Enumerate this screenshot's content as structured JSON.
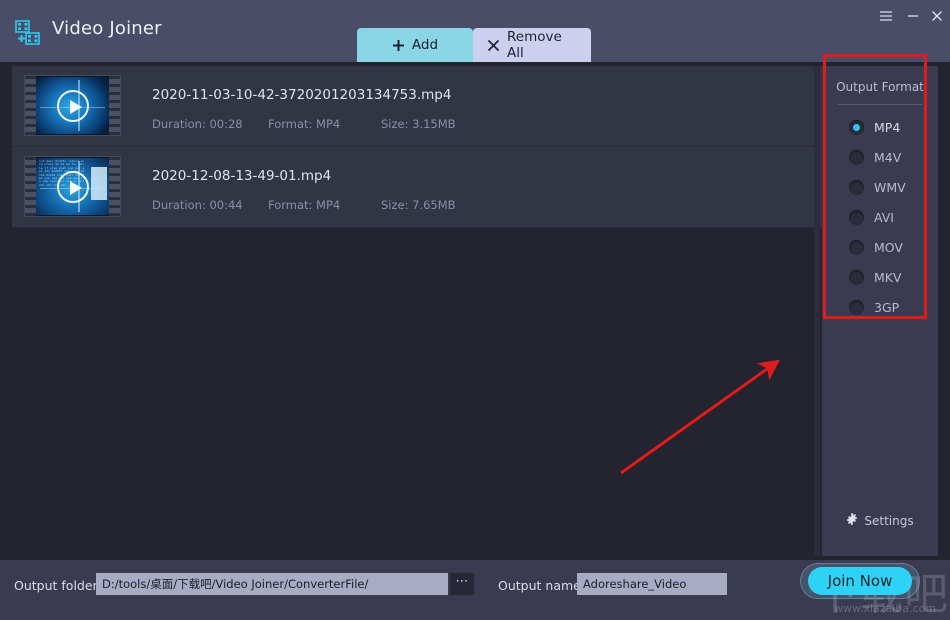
{
  "window": {
    "title": "Video Joiner",
    "logo_icon": "film-plus-icon",
    "menu_icon": "hamburger-menu-icon",
    "minimize_icon": "minimize-icon",
    "close_icon": "close-icon"
  },
  "toolbar": {
    "add_label": "Add",
    "add_icon": "plus-icon",
    "remove_all_label": "Remove All",
    "remove_all_icon": "close-x-icon",
    "add_color": "#8ad6e6",
    "remove_color": "#ccd0ee"
  },
  "files": [
    {
      "name": "2020-11-03-10-42-3720201203134753.mp4",
      "duration_label": "Duration: 00:28",
      "format_label": "Format: MP4",
      "size_label": "Size:  3.15MB",
      "thumb_icon": "video-thumbnail-play-icon"
    },
    {
      "name": "2020-12-08-13-49-01.mp4",
      "duration_label": "Duration: 00:44",
      "format_label": "Format: MP4",
      "size_label": "Size:  7.65MB",
      "thumb_icon": "video-thumbnail-play-icon"
    }
  ],
  "output_format": {
    "title": "Output Format",
    "highlight_color": "#e01b1b",
    "selected": "MP4",
    "options": [
      {
        "label": "MP4",
        "selected": true
      },
      {
        "label": "M4V",
        "selected": false
      },
      {
        "label": "WMV",
        "selected": false
      },
      {
        "label": "AVI",
        "selected": false
      },
      {
        "label": "MOV",
        "selected": false
      },
      {
        "label": "MKV",
        "selected": false
      },
      {
        "label": "3GP",
        "selected": false
      }
    ]
  },
  "settings": {
    "label": "Settings",
    "icon": "gear-icon"
  },
  "bottom": {
    "output_folder_label": "Output folder:",
    "output_folder_value": "D:/tools/桌面/下载吧/Video Joiner/ConverterFile/",
    "browse_label": "⋯",
    "output_name_label": "Output name:",
    "output_name_value": "Adoreshare_Video",
    "join_label": "Join Now",
    "join_color": "#2ed2f5"
  },
  "watermark": {
    "cn_text": "下载吧",
    "url_text": "www.xiazaiba.com"
  },
  "annotation": {
    "arrow_color": "#e01b1b",
    "from": "620,473",
    "to": "778,361"
  }
}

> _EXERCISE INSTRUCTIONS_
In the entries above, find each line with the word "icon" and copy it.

> _YOUR SOLUTION_
    "logo_icon": "film-plus-icon",
    "menu_icon": "hamburger-menu-icon",
    "minimize_icon": "minimize-icon",
    "close_icon": "close-icon"
    "add_icon": "plus-icon",
    "remove_all_icon": "close-x-icon",
      "thumb_icon": "video-thumbnail-play-icon"
      "thumb_icon": "video-thumbnail-play-icon"
    "icon": "gear-icon"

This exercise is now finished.